*** DATA EXTRACTS ***

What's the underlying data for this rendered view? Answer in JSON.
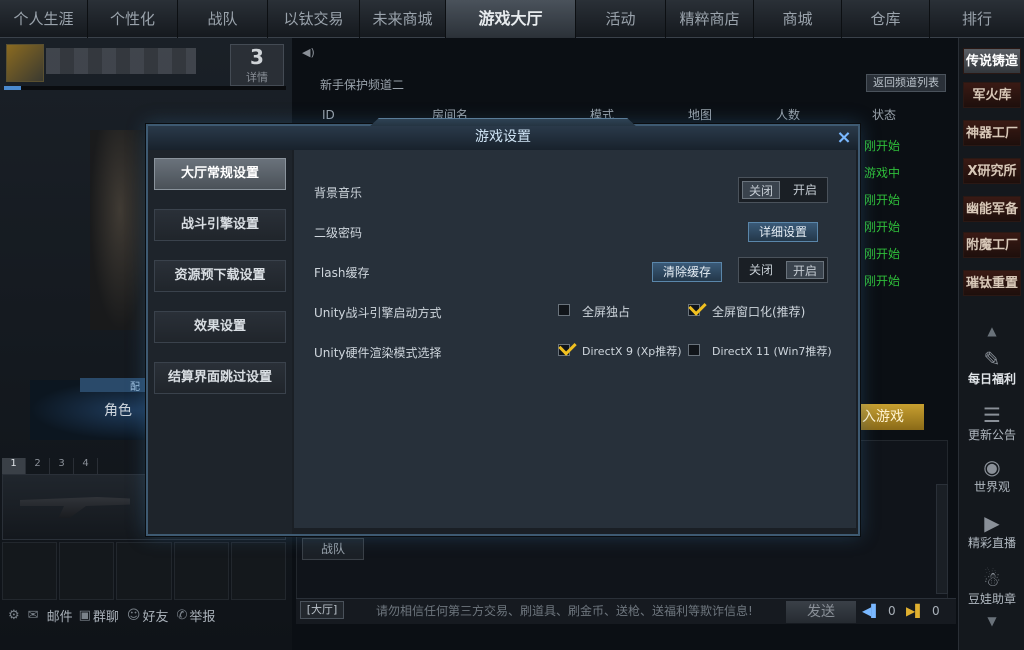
{
  "topnav": [
    "个人生涯",
    "个性化",
    "战队",
    "以钛交易",
    "未来商城",
    "游戏大厅",
    "活动",
    "精粹商店",
    "商城",
    "仓库",
    "排行"
  ],
  "topnav_active": "游戏大厅",
  "player": {
    "rank": "3",
    "rank_label": "详情",
    "role_label": "角色",
    "config_label": "配"
  },
  "weapon_slots": [
    "1",
    "2",
    "3",
    "4"
  ],
  "left_bottom": {
    "mail": "邮件",
    "mail_badge": "0",
    "guild_chat": "群聊",
    "friends": "好友",
    "report": "举报"
  },
  "lobby": {
    "channel": "新手保护频道二",
    "back_button": "返回频道列表",
    "columns": [
      "ID",
      "房间名",
      "模式",
      "地图",
      "人数",
      "状态"
    ],
    "statuses": [
      "刚开始",
      "游戏中",
      "刚开始",
      "刚开始",
      "刚开始",
      "刚开始",
      "刚开始"
    ],
    "join_button": "入游戏"
  },
  "right_tabs": [
    "传说铸造",
    "军火库",
    "神器工厂",
    "X研究所",
    "幽能军备",
    "附魔工厂",
    "璀钛重置"
  ],
  "right_icons": [
    "每日福利",
    "更新公告",
    "世界观",
    "精彩直播",
    "豆娃助章"
  ],
  "chat": {
    "tab": "战队",
    "channel": "[大厅]",
    "warning": "请勿相信任何第三方交易、刷道具、刷金币、送枪、送福利等欺诈信息!",
    "send": "发送",
    "vol1": "0",
    "vol2": "0"
  },
  "modal": {
    "title": "游戏设置",
    "close": "×",
    "nav": [
      "大厅常规设置",
      "战斗引擎设置",
      "资源预下载设置",
      "效果设置",
      "结算界面跳过设置"
    ],
    "nav_active": 0,
    "bgm_label": "背景音乐",
    "bgm_off": "关闭",
    "bgm_on": "开启",
    "bgm_state": "off",
    "password_label": "二级密码",
    "password_button": "详细设置",
    "flash_label": "Flash缓存",
    "flash_clear": "清除缓存",
    "flash_off": "关闭",
    "flash_on": "开启",
    "flash_state": "on",
    "unity_launch_label": "Unity战斗引擎启动方式",
    "fullscreen_exclusive": "全屏独占",
    "fullscreen_exclusive_checked": false,
    "fullscreen_window": "全屏窗口化(推荐)",
    "fullscreen_window_checked": true,
    "unity_render_label": "Unity硬件渲染模式选择",
    "dx9": "DirectX 9 (Xp推荐)",
    "dx9_checked": true,
    "dx11": "DirectX 11 (Win7推荐)",
    "dx11_checked": false
  }
}
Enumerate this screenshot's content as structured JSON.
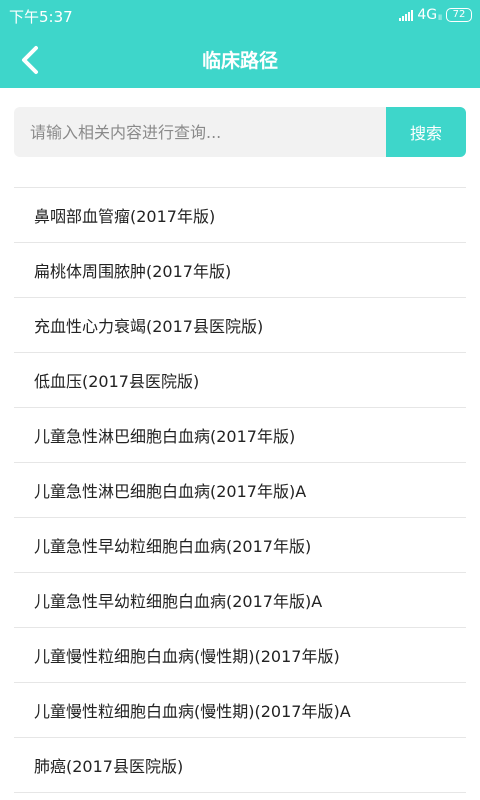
{
  "status": {
    "time": "下午5:37",
    "network": "4G",
    "network_sub": "ll",
    "battery": "72"
  },
  "header": {
    "title": "临床路径",
    "back_icon": "chevron-left-icon",
    "color": "#3ed6ca"
  },
  "search": {
    "placeholder": "请输入相关内容进行查询...",
    "button_label": "搜索"
  },
  "items": [
    "鼻咽部血管瘤(2017年版)",
    "扁桃体周围脓肿(2017年版)",
    "充血性心力衰竭(2017县医院版)",
    "低血压(2017县医院版)",
    "儿童急性淋巴细胞白血病(2017年版)",
    "儿童急性淋巴细胞白血病(2017年版)A",
    "儿童急性早幼粒细胞白血病(2017年版)",
    "儿童急性早幼粒细胞白血病(2017年版)A",
    "儿童慢性粒细胞白血病(慢性期)(2017年版)",
    "儿童慢性粒细胞白血病(慢性期)(2017年版)A",
    "肺癌(2017县医院版)"
  ]
}
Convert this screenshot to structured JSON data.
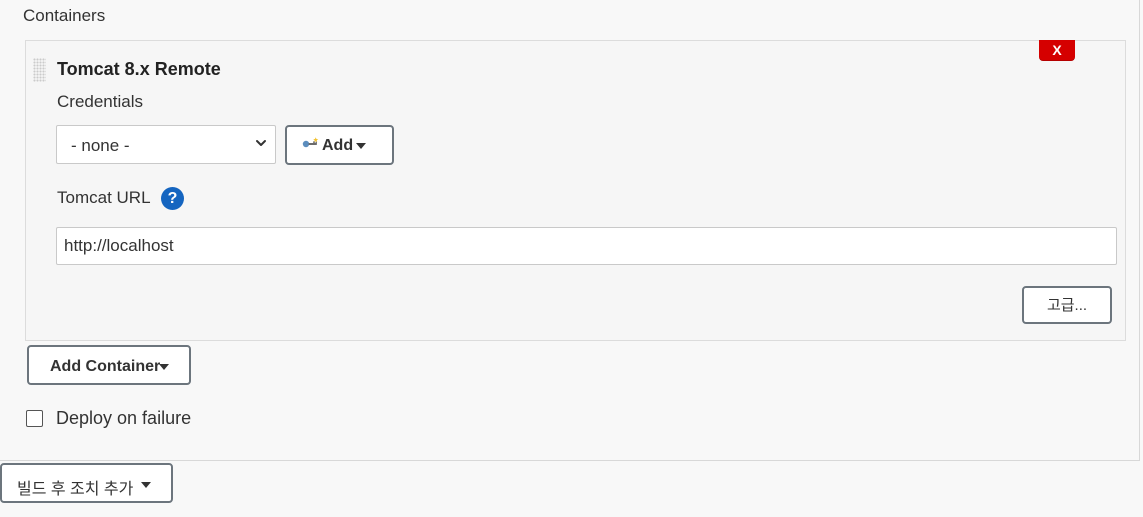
{
  "containers": {
    "section_label": "Containers",
    "items": [
      {
        "title": "Tomcat 8.x Remote",
        "delete_label": "X",
        "credentials": {
          "label": "Credentials",
          "selected": "- none -",
          "add_label": "Add"
        },
        "tomcat_url": {
          "label": "Tomcat URL",
          "value": "http://localhost",
          "help_label": "?"
        },
        "advanced_label": "고급..."
      }
    ]
  },
  "actions": {
    "add_container_label": "Add Container",
    "deploy_on_failure_label": "Deploy on failure",
    "add_post_build_label": "빌드 후 조치 추가"
  }
}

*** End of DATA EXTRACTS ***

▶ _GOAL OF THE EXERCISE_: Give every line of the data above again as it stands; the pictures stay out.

▶ _ANSWER TO THE EXERCISE_:
What's the underlying data for this rendered view? Answer in JSON.
{
  "topnav": [
    "个人生涯",
    "个性化",
    "战队",
    "以钛交易",
    "未来商城",
    "游戏大厅",
    "活动",
    "精粹商店",
    "商城",
    "仓库",
    "排行"
  ],
  "topnav_active": "游戏大厅",
  "player": {
    "rank": "3",
    "rank_label": "详情",
    "role_label": "角色",
    "config_label": "配"
  },
  "weapon_slots": [
    "1",
    "2",
    "3",
    "4"
  ],
  "left_bottom": {
    "mail": "邮件",
    "mail_badge": "0",
    "guild_chat": "群聊",
    "friends": "好友",
    "report": "举报"
  },
  "lobby": {
    "channel": "新手保护频道二",
    "back_button": "返回频道列表",
    "columns": [
      "ID",
      "房间名",
      "模式",
      "地图",
      "人数",
      "状态"
    ],
    "statuses": [
      "刚开始",
      "游戏中",
      "刚开始",
      "刚开始",
      "刚开始",
      "刚开始",
      "刚开始"
    ],
    "join_button": "入游戏"
  },
  "right_tabs": [
    "传说铸造",
    "军火库",
    "神器工厂",
    "X研究所",
    "幽能军备",
    "附魔工厂",
    "璀钛重置"
  ],
  "right_icons": [
    "每日福利",
    "更新公告",
    "世界观",
    "精彩直播",
    "豆娃助章"
  ],
  "chat": {
    "tab": "战队",
    "channel": "[大厅]",
    "warning": "请勿相信任何第三方交易、刷道具、刷金币、送枪、送福利等欺诈信息!",
    "send": "发送",
    "vol1": "0",
    "vol2": "0"
  },
  "modal": {
    "title": "游戏设置",
    "close": "×",
    "nav": [
      "大厅常规设置",
      "战斗引擎设置",
      "资源预下载设置",
      "效果设置",
      "结算界面跳过设置"
    ],
    "nav_active": 0,
    "bgm_label": "背景音乐",
    "bgm_off": "关闭",
    "bgm_on": "开启",
    "bgm_state": "off",
    "password_label": "二级密码",
    "password_button": "详细设置",
    "flash_label": "Flash缓存",
    "flash_clear": "清除缓存",
    "flash_off": "关闭",
    "flash_on": "开启",
    "flash_state": "on",
    "unity_launch_label": "Unity战斗引擎启动方式",
    "fullscreen_exclusive": "全屏独占",
    "fullscreen_exclusive_checked": false,
    "fullscreen_window": "全屏窗口化(推荐)",
    "fullscreen_window_checked": true,
    "unity_render_label": "Unity硬件渲染模式选择",
    "dx9": "DirectX 9 (Xp推荐)",
    "dx9_checked": true,
    "dx11": "DirectX 11 (Win7推荐)",
    "dx11_checked": false
  }
}
Enumerate this screenshot's content as structured JSON.
{
  "status": {
    "time": "下午5:37",
    "network": "4G",
    "network_sub": "ll",
    "battery": "72"
  },
  "header": {
    "title": "临床路径",
    "back_icon": "chevron-left-icon",
    "color": "#3ed6ca"
  },
  "search": {
    "placeholder": "请输入相关内容进行查询...",
    "button_label": "搜索"
  },
  "items": [
    "鼻咽部血管瘤(2017年版)",
    "扁桃体周围脓肿(2017年版)",
    "充血性心力衰竭(2017县医院版)",
    "低血压(2017县医院版)",
    "儿童急性淋巴细胞白血病(2017年版)",
    "儿童急性淋巴细胞白血病(2017年版)A",
    "儿童急性早幼粒细胞白血病(2017年版)",
    "儿童急性早幼粒细胞白血病(2017年版)A",
    "儿童慢性粒细胞白血病(慢性期)(2017年版)",
    "儿童慢性粒细胞白血病(慢性期)(2017年版)A",
    "肺癌(2017县医院版)"
  ]
}
Convert this screenshot to structured JSON data.
{
  "containers": {
    "section_label": "Containers",
    "items": [
      {
        "title": "Tomcat 8.x Remote",
        "delete_label": "X",
        "credentials": {
          "label": "Credentials",
          "selected": "- none -",
          "add_label": "Add"
        },
        "tomcat_url": {
          "label": "Tomcat URL",
          "value": "http://localhost",
          "help_label": "?"
        },
        "advanced_label": "고급..."
      }
    ]
  },
  "actions": {
    "add_container_label": "Add Container",
    "deploy_on_failure_label": "Deploy on failure",
    "add_post_build_label": "빌드 후 조치 추가"
  }
}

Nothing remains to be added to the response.